The internet and social media are full of fake news and misinformation on COVID and the vaccination. Flyers and brochures also find their way into real-life letterboxes. A project at the University of Bremen is examining the content and distribution of printed misinformation.

It is easy to spread posts, messages, and clips with COVID-related misinformation on the internet and via social media. “We want to examine whether the content and communication style of printed misinformation differs from that found on the internet,” says Professor Benjamin Schüz from the Institute of Public Health und Nursing Research at the University of Bremen. Together with Professor Johannes Schöning form the Human-Computer-Interaction Research Group, he is examining how misinformation spreads in the frame of a research project funded by Volkswagen Foundation.

Different Target Groups

The target groups for printed and online misinformation differ considerably, Schüz explains: “Flyers and brochures can also reach population groups who rarely use the internet or social media.” According to the researchers, another issue is that printed misinformation cannot be marked as such by social media companies – thus, it takes longer until the misinformation is debunked.

Printed Matter Appears Trustworthy

Many flyers or brochures appear to be trustworthy – they use infographics, have a professional layout, and quote supposed or actual expert scientists. Some even state authorizing persons and offer contact details. For some people, such printed information is deemed more trustworthy than posts on social media or the internet.

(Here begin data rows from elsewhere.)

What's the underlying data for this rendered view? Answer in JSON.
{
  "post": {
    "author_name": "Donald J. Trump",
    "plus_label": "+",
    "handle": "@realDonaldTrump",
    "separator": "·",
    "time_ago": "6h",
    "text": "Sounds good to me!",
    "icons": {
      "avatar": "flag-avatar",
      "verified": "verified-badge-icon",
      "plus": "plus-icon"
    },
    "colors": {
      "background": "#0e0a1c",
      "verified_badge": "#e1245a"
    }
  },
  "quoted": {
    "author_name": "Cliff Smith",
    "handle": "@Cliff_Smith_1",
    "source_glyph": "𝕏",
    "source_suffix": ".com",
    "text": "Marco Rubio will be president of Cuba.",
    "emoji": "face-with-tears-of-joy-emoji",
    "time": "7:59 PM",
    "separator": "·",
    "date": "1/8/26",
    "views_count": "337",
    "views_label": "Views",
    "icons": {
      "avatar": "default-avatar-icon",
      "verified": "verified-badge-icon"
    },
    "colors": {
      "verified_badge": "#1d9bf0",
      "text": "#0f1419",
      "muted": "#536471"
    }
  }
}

However, if and to which degree printed and online misinformation actually distribute varying content or concentrate on local and target-group specific topics, remains unanswered.

Thus, the researchers aim to analyze as many flyers as possible in order to be able to develop strategies to curb the spread of misinformation. Such strategies could, for example, inform the population of currently circulating misinformation and directly correct this misinformation. Various studies have already shown that individuals informed of misinformation in such a manner are less likely to believe in and spread misinformation.

Have You Encountered Printed Misinformation? Can You Help?

Professor Schüz and his research team would like to ask for your help: If you have encountered COVID-related printed misinformation, either in the form of flyers or brochures in your letterbox, please take a photo and upload it or describe it online here:

Privacy, data protection, and anonymity are guaranteed.


Further Information:



Prof. Dr. Benjamin Schüz
Institute of Public Health and Nursing Research
Faculty of Human and Health Sciences
University of Bremen
Phone: +49 421 218-68833
Email: benjamin.schuezprotect me ?!uni-bremenprotect me ?!.de